Unfortunately, the lack of focus on education in sports—or put another away, the focus on sports to the exclusion of all things, including education—may debilitate professional athletes. Check out the shockingly high bankruptcy rates of retired NBA and NFL players.
Emphasizing the importance of education would not only lower dropout rates and help prevent bankruptcy, but it would also help reduce the sexism and misogyny in sports. The link between a lack of education and sexist beliefs is an important one to consider for the sports world. Sexist attitudes are seen from the misogynistic language in locker rooms to athletes engaging in sexual assault and domestic violence.
Hypermasculinity plays a crucial role, but education would certainly help encourage better behavior.
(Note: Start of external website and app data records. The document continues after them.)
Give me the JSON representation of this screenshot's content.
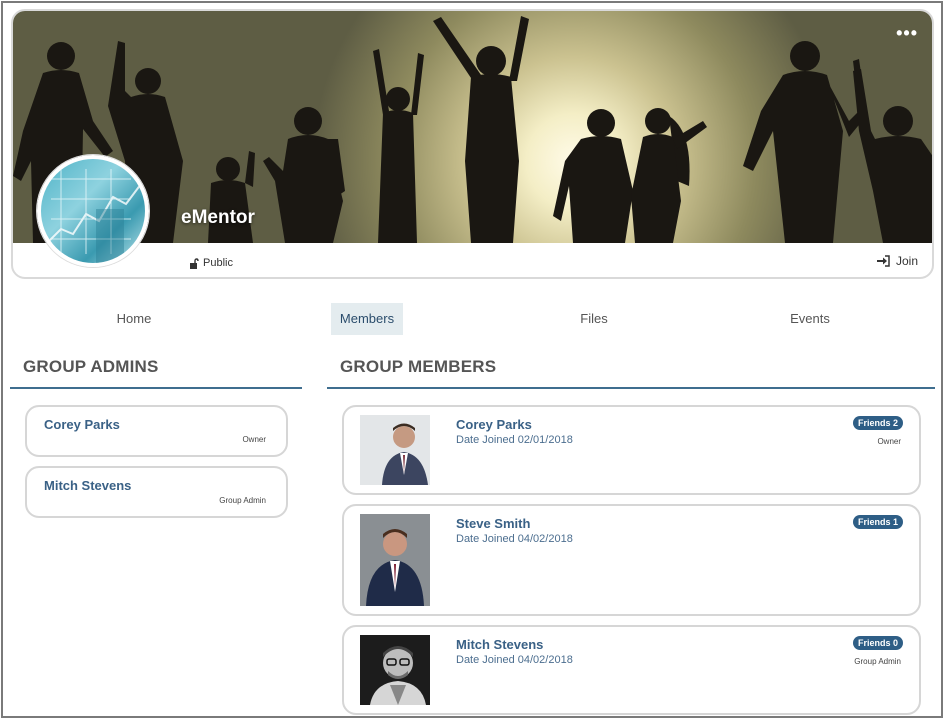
{
  "group": {
    "name": "eMentor",
    "privacy": "Public",
    "join_label": "Join",
    "more_label": "•••"
  },
  "tabs": [
    {
      "label": "Home"
    },
    {
      "label": "Members",
      "active": true
    },
    {
      "label": "Files"
    },
    {
      "label": "Events"
    }
  ],
  "admins_section": {
    "title": "GROUP ADMINS",
    "items": [
      {
        "name": "Corey Parks",
        "role": "Owner"
      },
      {
        "name": "Mitch Stevens",
        "role": "Group Admin"
      }
    ]
  },
  "members_section": {
    "title": "GROUP MEMBERS",
    "items": [
      {
        "name": "Corey Parks",
        "joined": "Date Joined 02/01/2018",
        "friends": "Friends 2",
        "role": "Owner"
      },
      {
        "name": "Steve Smith",
        "joined": "Date Joined 04/02/2018",
        "friends": "Friends 1",
        "role": ""
      },
      {
        "name": "Mitch Stevens",
        "joined": "Date Joined 04/02/2018",
        "friends": "Friends 0",
        "role": "Group Admin"
      }
    ]
  },
  "colors": {
    "accent": "#2e5e86",
    "link": "#3a6186",
    "rule": "#3f6e8f",
    "active_tab_bg": "#e4ecef"
  }
}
I would argue that when men start to critically analyze their world, it will lead them to see through many of the harmful gender roles placed on men and women.
There are definitely some well-educated athletes who are changing the culture which makes me optimistic.
NFL player Richard Sherman may be the highest profile athlete in this bunch. He played football at Stanford where he also started a master’s degree. Beyond his academic stats, Sherman is an excellent communicator and damages the “dumb jock” stereotype every time he is interviewed.
NBA player Pau Gasol is another high profile athlete who is speaks well and was planning on going to medical school before an opportunity to play professional basketball arose. ESPN did do a great piece covering Gasol’s love of medicine and opportunity to observe spinal surgery.
However, it will take many more Shermans and Gasols to change sports culture.
Not every professional athlete has to be a Rhodes Scholar to reduce the anti-intellectualism in sports, but athletes and sports culture as a whole would benefit from respecting education more.
Of course, this starts with institutions. Look at the many big-time college football programs that heap far more money and attention on sports programs than academics. It’s not hard for any casual observer to see what is being deemed important and what is not.
It also carries through to individuals. Athletes have tremendous influence over the kids who look up to them and shouldn’t waste that power. I would love to see more athletes speak to younger athletes about the value of education. MLB player and Columbia University graduate Fernando Perez talks to local high schools about the importance of education.
After one of his talks a sophomore student said “I’d love to take baseball as far as I can go, but I know I need to study hard and focus on my education.”
If one of my athletic heroes told me this in 10th grade, I might not have had to break my ankle to appreciate the value of education.
Photo Credit: Flickr Creative Commons/Simon Evans
Join our BRAND NEW Good Men Project Sports Facebook Page!
And, if you like that, you might want a daily dose of Good Men Project awesomeness delivered straight to your inbox. Once a day or once a week for Good Men Project, or sign up for our once a week GMP Best of Sports email newsletter, your choice. Join the mailing list here.